◆ **Page and application data records**

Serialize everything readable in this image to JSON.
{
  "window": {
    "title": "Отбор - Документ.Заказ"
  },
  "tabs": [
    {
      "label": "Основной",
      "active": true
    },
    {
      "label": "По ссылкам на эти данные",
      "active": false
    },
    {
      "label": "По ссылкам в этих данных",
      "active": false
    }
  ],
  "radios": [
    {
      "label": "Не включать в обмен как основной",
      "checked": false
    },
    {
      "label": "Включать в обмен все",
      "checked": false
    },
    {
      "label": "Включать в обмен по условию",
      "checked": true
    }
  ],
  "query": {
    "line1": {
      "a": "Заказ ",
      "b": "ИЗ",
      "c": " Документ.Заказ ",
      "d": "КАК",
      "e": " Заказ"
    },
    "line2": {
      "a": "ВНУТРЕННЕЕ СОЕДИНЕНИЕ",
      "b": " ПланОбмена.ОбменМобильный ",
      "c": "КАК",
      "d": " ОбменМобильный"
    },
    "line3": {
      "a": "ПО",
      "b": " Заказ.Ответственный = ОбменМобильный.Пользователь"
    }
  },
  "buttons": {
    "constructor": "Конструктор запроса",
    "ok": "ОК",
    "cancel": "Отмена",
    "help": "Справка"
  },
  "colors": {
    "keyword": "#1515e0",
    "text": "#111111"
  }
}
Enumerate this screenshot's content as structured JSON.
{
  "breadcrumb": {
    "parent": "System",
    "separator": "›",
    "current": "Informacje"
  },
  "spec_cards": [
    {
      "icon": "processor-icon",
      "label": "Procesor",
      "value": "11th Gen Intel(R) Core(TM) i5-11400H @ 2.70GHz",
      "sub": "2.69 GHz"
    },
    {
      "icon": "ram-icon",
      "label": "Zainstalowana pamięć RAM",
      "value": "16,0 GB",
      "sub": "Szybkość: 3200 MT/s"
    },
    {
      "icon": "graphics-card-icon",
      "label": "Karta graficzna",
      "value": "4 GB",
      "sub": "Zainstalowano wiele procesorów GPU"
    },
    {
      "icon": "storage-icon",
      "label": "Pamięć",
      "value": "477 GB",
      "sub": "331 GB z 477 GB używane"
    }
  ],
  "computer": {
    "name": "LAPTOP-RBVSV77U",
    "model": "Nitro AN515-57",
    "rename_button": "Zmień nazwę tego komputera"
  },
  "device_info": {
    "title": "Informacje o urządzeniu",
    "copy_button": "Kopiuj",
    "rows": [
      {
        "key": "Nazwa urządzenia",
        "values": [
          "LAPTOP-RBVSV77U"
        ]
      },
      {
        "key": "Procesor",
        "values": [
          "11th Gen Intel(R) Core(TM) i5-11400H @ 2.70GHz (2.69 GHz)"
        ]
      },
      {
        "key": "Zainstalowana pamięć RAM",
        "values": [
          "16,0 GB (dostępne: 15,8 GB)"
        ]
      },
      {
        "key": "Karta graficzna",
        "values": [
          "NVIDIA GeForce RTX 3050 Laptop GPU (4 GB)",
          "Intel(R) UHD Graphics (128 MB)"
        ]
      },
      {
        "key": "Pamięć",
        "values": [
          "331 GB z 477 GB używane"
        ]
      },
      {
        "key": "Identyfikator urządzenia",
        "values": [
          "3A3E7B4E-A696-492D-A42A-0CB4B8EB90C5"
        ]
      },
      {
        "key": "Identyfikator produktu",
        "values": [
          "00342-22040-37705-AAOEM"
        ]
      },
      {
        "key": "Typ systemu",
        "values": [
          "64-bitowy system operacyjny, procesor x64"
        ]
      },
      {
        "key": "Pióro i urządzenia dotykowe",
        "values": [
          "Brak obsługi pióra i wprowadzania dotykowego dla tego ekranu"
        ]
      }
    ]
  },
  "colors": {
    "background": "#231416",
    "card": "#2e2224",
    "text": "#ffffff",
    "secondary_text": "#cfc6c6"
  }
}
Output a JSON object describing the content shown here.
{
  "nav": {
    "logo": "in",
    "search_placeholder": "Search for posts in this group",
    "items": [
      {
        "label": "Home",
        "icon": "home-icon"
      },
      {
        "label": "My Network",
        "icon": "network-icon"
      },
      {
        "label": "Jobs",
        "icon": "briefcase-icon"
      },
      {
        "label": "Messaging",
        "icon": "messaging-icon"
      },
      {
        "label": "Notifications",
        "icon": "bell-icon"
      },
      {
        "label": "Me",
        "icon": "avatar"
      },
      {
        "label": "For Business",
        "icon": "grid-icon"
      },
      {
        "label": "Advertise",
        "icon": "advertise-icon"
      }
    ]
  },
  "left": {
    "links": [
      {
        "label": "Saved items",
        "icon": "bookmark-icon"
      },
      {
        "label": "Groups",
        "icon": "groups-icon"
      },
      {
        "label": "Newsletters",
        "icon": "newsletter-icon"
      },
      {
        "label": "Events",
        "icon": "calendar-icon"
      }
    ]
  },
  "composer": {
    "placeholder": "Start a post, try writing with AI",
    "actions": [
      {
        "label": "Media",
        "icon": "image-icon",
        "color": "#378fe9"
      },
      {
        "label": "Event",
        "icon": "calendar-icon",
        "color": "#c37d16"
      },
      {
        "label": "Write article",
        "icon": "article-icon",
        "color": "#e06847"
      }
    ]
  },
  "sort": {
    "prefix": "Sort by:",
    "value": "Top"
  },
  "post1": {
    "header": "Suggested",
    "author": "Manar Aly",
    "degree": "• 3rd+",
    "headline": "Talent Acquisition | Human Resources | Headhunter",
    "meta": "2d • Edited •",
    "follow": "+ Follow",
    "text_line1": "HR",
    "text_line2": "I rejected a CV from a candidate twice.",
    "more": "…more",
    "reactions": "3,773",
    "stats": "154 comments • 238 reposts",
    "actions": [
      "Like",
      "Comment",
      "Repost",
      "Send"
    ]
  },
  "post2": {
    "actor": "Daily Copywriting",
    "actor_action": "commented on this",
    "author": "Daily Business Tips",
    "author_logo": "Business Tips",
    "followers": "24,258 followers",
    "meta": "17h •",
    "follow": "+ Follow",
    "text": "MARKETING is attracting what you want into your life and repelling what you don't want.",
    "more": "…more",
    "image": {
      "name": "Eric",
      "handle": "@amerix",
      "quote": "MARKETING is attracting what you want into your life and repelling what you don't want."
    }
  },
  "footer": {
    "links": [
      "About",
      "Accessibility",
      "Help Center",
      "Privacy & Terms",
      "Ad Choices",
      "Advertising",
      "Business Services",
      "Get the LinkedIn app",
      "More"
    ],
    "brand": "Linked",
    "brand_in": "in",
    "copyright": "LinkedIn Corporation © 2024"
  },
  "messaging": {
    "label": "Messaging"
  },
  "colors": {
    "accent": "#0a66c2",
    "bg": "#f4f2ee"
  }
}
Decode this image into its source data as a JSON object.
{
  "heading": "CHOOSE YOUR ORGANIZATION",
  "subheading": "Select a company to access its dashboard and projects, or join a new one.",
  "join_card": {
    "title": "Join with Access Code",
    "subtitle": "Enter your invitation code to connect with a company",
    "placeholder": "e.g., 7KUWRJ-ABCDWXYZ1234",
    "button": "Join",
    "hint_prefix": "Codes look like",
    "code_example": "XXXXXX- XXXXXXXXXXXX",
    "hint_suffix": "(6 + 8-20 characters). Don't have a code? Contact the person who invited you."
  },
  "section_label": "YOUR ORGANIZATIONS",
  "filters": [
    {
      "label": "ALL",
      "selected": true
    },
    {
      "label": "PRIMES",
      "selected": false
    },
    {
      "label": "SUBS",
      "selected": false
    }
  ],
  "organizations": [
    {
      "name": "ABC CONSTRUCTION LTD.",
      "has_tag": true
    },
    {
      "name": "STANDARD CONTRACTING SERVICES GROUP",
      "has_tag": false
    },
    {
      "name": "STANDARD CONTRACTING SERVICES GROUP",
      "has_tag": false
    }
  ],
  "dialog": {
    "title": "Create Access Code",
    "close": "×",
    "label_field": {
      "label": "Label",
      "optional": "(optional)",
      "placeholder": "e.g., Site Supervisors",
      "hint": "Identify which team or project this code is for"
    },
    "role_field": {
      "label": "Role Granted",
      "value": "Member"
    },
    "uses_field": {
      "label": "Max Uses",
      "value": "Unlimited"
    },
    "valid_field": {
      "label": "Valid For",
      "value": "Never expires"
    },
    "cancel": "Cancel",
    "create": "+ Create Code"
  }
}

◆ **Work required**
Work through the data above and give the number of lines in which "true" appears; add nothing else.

◆ **Answer to this problem**
4